which would be forced to comply with the permanent determinations of the majority, but which would be able to resist its caprices, and to refuse its most dangerous demands. To this end they centred the whole executive power of the nation in a single arm; they granted extensive prerogatives to the President, and they armed him with the veto to resist the encroachments of the legislature.

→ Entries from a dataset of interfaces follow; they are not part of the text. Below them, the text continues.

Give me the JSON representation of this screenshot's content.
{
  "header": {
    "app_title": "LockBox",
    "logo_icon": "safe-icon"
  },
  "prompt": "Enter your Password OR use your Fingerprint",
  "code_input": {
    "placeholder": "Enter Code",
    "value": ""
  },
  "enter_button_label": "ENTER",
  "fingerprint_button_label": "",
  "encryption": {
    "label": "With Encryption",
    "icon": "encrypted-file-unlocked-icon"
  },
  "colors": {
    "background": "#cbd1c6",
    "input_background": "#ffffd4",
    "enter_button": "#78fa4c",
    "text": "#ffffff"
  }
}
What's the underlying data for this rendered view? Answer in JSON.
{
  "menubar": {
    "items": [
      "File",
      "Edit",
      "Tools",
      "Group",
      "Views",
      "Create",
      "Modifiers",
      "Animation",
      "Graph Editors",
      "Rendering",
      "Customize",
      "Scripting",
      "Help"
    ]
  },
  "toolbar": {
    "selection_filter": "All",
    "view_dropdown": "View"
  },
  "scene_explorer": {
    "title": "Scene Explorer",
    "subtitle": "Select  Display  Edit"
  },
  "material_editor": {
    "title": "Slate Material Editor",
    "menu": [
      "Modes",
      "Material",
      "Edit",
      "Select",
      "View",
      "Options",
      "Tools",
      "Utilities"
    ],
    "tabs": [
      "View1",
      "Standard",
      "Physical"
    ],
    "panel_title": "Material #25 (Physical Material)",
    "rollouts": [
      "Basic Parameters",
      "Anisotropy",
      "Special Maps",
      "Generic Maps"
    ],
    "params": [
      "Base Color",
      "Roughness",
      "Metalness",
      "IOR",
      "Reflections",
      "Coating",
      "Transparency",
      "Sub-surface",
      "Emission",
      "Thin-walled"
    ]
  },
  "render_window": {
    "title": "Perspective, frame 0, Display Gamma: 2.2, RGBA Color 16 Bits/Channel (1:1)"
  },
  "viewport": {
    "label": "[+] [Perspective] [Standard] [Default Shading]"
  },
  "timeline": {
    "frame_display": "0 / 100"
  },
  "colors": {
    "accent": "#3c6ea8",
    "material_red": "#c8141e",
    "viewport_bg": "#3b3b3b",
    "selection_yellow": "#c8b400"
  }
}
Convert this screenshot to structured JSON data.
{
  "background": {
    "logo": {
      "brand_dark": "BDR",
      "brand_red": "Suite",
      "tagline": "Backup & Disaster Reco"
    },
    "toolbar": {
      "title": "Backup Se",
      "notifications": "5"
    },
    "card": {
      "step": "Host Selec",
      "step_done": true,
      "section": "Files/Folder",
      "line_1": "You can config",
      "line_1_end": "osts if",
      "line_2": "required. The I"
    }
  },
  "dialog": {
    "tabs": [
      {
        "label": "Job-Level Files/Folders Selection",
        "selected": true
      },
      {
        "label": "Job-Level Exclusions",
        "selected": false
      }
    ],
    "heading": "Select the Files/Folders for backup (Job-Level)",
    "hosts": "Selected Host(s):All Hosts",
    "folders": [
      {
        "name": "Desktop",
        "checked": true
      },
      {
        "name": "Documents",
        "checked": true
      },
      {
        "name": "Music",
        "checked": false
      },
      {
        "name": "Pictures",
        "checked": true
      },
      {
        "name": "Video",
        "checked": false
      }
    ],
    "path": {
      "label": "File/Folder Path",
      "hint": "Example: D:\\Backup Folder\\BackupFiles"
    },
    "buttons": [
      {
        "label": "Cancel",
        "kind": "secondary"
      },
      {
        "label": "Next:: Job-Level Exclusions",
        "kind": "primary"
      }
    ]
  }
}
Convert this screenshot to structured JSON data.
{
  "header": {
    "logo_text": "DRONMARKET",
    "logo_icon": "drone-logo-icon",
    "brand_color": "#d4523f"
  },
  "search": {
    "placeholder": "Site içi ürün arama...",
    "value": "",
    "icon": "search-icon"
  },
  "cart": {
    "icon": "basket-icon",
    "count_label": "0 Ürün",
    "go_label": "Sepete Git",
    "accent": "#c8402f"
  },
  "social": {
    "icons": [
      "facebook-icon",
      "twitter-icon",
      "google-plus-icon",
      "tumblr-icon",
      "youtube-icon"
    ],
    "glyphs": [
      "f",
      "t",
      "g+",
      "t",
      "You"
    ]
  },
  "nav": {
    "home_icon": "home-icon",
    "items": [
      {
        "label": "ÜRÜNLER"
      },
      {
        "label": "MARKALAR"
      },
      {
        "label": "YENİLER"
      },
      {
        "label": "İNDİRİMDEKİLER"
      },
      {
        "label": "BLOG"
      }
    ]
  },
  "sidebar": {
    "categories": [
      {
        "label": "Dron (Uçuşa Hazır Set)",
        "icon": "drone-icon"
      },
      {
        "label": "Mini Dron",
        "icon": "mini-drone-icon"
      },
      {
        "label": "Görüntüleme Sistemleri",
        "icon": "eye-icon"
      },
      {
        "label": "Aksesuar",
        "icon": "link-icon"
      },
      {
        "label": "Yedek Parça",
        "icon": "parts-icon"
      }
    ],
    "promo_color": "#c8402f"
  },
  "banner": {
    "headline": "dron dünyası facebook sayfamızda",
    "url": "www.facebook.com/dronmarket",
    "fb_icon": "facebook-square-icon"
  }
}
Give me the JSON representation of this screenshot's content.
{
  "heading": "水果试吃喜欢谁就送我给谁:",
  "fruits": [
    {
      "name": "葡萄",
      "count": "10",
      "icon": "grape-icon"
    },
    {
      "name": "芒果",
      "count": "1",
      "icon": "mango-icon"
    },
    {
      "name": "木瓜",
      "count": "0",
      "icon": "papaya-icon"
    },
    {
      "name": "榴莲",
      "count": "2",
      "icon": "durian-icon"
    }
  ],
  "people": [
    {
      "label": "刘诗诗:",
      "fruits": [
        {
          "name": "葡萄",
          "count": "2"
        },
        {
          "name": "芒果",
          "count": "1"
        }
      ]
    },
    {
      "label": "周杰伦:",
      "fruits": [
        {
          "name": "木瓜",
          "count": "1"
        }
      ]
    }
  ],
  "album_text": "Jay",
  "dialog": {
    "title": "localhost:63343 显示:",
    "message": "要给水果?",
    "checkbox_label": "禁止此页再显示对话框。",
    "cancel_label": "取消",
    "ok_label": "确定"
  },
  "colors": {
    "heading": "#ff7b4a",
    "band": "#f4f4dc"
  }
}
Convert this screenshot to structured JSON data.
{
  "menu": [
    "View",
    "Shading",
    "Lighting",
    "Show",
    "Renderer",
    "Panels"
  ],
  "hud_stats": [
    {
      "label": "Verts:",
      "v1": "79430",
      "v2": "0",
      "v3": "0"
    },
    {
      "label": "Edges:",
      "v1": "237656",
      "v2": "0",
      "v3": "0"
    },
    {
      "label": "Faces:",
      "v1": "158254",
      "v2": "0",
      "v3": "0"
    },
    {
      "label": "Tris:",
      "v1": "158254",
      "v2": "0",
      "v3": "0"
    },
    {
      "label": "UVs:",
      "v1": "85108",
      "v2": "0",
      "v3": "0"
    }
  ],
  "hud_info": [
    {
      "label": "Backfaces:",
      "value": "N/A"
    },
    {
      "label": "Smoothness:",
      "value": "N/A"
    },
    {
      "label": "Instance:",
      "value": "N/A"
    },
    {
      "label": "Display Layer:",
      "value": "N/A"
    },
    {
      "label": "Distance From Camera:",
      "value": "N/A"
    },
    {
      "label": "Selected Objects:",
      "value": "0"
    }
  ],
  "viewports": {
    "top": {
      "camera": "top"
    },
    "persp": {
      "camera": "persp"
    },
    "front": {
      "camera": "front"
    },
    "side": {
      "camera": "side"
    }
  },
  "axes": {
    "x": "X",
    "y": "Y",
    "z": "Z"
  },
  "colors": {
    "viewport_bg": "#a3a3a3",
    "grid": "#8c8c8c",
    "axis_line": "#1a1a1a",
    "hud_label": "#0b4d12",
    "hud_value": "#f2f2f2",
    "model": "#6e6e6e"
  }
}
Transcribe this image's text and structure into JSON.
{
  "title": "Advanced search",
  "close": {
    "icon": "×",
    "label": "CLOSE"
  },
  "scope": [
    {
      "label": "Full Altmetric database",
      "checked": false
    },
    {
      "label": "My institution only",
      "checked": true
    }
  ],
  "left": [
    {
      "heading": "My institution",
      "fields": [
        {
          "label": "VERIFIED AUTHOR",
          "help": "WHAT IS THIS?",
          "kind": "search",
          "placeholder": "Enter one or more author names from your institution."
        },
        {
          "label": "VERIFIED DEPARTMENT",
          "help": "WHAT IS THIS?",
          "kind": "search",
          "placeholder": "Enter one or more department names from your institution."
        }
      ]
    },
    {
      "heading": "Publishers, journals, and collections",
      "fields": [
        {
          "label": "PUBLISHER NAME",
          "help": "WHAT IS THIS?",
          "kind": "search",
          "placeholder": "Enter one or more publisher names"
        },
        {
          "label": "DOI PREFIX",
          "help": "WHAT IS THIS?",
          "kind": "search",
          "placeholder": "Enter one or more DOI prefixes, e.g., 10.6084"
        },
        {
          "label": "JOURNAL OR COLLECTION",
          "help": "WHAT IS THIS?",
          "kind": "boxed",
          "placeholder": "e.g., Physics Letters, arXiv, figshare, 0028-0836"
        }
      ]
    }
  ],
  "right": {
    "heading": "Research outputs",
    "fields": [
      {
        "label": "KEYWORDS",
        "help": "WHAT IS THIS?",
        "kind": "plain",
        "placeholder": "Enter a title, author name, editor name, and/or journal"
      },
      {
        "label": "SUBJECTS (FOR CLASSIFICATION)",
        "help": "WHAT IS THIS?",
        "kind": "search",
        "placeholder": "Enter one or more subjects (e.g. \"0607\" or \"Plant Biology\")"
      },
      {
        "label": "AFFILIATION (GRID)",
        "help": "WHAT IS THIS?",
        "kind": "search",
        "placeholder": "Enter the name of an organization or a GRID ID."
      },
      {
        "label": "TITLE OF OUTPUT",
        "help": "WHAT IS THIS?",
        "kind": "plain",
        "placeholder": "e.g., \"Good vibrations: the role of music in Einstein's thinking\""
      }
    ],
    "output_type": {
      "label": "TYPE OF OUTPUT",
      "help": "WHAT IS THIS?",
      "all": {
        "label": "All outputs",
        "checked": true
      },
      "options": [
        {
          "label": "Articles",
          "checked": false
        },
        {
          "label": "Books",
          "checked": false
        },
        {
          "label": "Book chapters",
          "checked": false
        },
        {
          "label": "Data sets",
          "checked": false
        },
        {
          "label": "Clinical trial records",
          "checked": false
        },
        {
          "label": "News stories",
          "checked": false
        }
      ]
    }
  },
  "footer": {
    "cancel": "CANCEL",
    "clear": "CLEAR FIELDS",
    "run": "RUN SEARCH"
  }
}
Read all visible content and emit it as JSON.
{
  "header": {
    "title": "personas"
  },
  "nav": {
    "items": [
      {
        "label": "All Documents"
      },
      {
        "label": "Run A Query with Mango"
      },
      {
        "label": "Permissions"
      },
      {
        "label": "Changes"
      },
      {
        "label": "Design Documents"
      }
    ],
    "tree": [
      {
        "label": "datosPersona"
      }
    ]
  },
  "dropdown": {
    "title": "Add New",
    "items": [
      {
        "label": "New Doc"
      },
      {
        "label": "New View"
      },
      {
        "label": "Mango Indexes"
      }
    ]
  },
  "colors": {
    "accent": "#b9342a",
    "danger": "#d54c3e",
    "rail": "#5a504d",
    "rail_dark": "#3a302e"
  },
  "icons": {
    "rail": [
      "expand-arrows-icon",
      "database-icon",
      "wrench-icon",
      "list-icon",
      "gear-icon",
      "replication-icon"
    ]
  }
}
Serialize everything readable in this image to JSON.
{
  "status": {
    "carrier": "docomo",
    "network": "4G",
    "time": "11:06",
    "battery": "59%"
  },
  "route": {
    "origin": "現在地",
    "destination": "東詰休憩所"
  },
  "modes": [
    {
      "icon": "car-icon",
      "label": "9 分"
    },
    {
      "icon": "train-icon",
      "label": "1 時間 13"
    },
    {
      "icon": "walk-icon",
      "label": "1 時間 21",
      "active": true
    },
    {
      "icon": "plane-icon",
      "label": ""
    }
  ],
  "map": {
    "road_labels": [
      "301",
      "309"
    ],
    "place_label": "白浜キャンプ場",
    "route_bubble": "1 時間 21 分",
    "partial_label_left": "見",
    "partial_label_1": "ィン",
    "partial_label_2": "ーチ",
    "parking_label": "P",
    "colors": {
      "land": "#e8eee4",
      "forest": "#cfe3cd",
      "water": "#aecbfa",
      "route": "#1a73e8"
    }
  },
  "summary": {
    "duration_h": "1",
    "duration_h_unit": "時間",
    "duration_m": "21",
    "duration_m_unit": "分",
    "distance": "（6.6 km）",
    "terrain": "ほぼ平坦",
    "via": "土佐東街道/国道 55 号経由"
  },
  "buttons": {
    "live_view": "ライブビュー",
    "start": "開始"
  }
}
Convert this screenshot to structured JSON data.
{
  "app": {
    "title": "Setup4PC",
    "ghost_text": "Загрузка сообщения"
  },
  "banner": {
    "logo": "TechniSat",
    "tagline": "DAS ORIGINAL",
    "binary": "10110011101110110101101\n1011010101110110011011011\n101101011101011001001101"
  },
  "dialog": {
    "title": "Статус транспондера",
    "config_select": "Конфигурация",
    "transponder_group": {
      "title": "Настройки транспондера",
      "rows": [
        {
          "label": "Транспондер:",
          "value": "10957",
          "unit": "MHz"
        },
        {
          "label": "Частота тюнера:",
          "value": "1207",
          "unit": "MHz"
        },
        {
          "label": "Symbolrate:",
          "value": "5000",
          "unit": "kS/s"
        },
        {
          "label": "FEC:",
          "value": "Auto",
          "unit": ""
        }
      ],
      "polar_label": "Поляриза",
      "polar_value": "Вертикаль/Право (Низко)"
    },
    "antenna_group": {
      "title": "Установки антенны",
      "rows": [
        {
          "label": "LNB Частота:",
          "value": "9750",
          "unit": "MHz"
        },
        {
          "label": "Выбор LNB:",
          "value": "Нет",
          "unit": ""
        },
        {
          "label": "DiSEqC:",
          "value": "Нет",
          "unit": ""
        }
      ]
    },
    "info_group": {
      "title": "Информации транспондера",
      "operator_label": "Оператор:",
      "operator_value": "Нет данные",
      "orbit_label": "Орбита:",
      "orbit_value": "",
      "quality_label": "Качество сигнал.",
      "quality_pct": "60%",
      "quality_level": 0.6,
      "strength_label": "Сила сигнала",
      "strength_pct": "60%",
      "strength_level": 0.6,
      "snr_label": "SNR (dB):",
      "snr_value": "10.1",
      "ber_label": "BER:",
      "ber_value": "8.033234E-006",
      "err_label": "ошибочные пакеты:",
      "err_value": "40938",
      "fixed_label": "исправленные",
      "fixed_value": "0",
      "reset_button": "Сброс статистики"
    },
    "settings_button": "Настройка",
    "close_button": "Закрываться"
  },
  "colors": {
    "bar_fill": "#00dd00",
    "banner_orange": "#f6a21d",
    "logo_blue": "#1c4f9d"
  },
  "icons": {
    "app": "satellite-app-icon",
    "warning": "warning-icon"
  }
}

But by introducing the principle of re-election they partly destroyed their work; and they rendered the President but little inclined to exert the great power they had vested in his hands. If ineligible a second time, the President would be far from independent of the people, for his responsibility would not be lessened; but the favour of the people would not be so necessary to him as to induce him to court it by humouring its desires. If re-eligible, (and this is more especially true at the present day, when political morality is relaxed, and when great men are rare,) the President of the United States becomes an easy tool in the hands of the majority. He adopts its likings and its animosities, he hastens to anticipate its wishes, he forestalls its complaints, he yields to its idlest cravings, and instead of guiding it, as the legislature intended that he should do, he is ever ready to follow its bidding. Thus, in order not to deprive the State of the talents of an individual, those talents have been rendered almost useless; and to reserve an expedient for extraordinary perils, the country has been exposed to daily dangers.